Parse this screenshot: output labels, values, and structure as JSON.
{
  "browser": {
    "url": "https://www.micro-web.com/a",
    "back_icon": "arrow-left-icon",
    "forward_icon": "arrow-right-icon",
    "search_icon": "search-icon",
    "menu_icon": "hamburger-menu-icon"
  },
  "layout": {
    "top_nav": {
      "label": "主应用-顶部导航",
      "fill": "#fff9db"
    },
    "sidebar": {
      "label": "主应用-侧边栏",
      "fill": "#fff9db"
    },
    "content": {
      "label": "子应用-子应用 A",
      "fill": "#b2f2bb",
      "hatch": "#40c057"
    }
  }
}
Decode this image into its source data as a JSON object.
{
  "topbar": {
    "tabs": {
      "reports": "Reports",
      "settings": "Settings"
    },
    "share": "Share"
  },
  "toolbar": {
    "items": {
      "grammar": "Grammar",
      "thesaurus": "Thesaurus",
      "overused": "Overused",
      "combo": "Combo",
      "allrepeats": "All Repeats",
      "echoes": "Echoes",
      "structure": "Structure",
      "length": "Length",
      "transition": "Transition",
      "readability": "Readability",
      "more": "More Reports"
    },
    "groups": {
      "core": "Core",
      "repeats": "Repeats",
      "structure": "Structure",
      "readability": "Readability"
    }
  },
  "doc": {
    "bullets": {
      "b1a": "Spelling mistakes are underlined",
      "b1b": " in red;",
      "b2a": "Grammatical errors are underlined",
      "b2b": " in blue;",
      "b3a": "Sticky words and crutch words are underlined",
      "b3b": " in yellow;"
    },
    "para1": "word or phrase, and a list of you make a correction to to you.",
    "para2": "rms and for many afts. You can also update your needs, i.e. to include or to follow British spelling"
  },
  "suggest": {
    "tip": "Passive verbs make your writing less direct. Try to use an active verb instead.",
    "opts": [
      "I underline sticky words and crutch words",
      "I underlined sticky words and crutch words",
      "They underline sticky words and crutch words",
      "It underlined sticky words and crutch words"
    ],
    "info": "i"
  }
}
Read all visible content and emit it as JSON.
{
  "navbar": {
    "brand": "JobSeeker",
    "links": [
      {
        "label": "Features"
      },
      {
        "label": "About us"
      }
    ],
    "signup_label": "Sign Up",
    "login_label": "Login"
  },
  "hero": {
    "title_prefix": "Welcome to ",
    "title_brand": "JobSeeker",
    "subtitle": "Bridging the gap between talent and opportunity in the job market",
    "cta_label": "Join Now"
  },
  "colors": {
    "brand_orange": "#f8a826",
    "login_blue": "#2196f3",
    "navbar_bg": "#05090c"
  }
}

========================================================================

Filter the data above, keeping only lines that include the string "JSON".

Parse this screenshot: output labels, values, and structure as JSON.
Decode this image into its source data as a JSON object.
Read all visible content and emit it as JSON.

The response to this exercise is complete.